### Activity
Aside from the pictures, the entries should be given again exactly.

### Data about app and page elements
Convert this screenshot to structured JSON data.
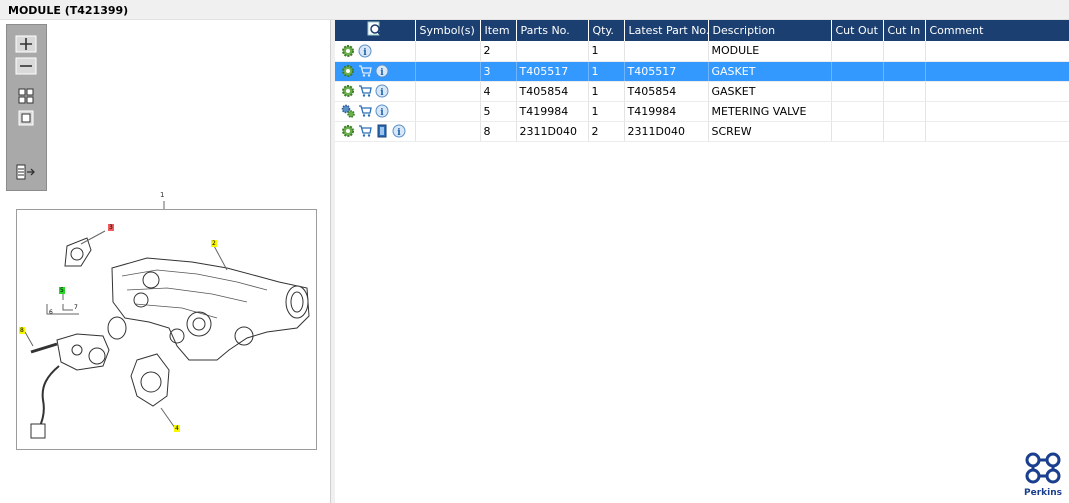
{
  "window": {
    "title": "MODULE (T421399)"
  },
  "toolbar": {
    "buttons": [
      "zoom-in",
      "zoom-out",
      "fit-all",
      "fit-window",
      "export"
    ]
  },
  "diagram": {
    "top_label": "1",
    "labels": {
      "l1": "1",
      "l2": "2",
      "l3": "3",
      "l4": "4",
      "l5": "5",
      "l6": "6",
      "l7": "7",
      "l8": "8"
    }
  },
  "table": {
    "headers": [
      "",
      "Symbol(s)",
      "Item",
      "Parts No.",
      "Qty.",
      "Latest Part No.",
      "Description",
      "Cut Out",
      "Cut In",
      "Comment"
    ],
    "rows": [
      {
        "icons": [
          "gear-icon",
          "info-icon"
        ],
        "item": "2",
        "part_no": "",
        "qty": "1",
        "latest": "",
        "description": "MODULE",
        "selected": false
      },
      {
        "icons": [
          "gear-icon",
          "cart-icon",
          "info-icon"
        ],
        "item": "3",
        "part_no": "T405517",
        "qty": "1",
        "latest": "T405517",
        "description": "GASKET",
        "selected": true
      },
      {
        "icons": [
          "gear-icon",
          "cart-icon",
          "info-icon"
        ],
        "item": "4",
        "part_no": "T405854",
        "qty": "1",
        "latest": "T405854",
        "description": "GASKET",
        "selected": false
      },
      {
        "icons": [
          "gears-icon",
          "cart-icon",
          "info-icon"
        ],
        "item": "5",
        "part_no": "T419984",
        "qty": "1",
        "latest": "T419984",
        "description": "METERING VALVE",
        "selected": false
      },
      {
        "icons": [
          "gear-icon",
          "cart-icon",
          "document-icon",
          "info-icon"
        ],
        "item": "8",
        "part_no": "2311D040",
        "qty": "2",
        "latest": "2311D040",
        "description": "SCREW",
        "selected": false
      }
    ]
  },
  "brand": {
    "name": "Perkins",
    "color": "#1b3f8f"
  },
  "colors": {
    "header": "#1b3f70",
    "selected": "#3399ff"
  }
}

### Completed exercise
Convert this screenshot to structured JSON data.
{
  "window": {
    "title": "MODULE (T421399)"
  },
  "toolbar": {
    "buttons": [
      "zoom-in",
      "zoom-out",
      "fit-all",
      "fit-window",
      "export"
    ]
  },
  "diagram": {
    "top_label": "1",
    "labels": {
      "l1": "1",
      "l2": "2",
      "l3": "3",
      "l4": "4",
      "l5": "5",
      "l6": "6",
      "l7": "7",
      "l8": "8"
    }
  },
  "table": {
    "headers": [
      "",
      "Symbol(s)",
      "Item",
      "Parts No.",
      "Qty.",
      "Latest Part No.",
      "Description",
      "Cut Out",
      "Cut In",
      "Comment"
    ],
    "rows": [
      {
        "icons": [
          "gear-icon",
          "info-icon"
        ],
        "item": "2",
        "part_no": "",
        "qty": "1",
        "latest": "",
        "description": "MODULE",
        "selected": false
      },
      {
        "icons": [
          "gear-icon",
          "cart-icon",
          "info-icon"
        ],
        "item": "3",
        "part_no": "T405517",
        "qty": "1",
        "latest": "T405517",
        "description": "GASKET",
        "selected": true
      },
      {
        "icons": [
          "gear-icon",
          "cart-icon",
          "info-icon"
        ],
        "item": "4",
        "part_no": "T405854",
        "qty": "1",
        "latest": "T405854",
        "description": "GASKET",
        "selected": false
      },
      {
        "icons": [
          "gears-icon",
          "cart-icon",
          "info-icon"
        ],
        "item": "5",
        "part_no": "T419984",
        "qty": "1",
        "latest": "T419984",
        "description": "METERING VALVE",
        "selected": false
      },
      {
        "icons": [
          "gear-icon",
          "cart-icon",
          "document-icon",
          "info-icon"
        ],
        "item": "8",
        "part_no": "2311D040",
        "qty": "2",
        "latest": "2311D040",
        "description": "SCREW",
        "selected": false
      }
    ]
  },
  "brand": {
    "name": "Perkins",
    "color": "#1b3f8f"
  },
  "colors": {
    "header": "#1b3f70",
    "selected": "#3399ff"
  }
}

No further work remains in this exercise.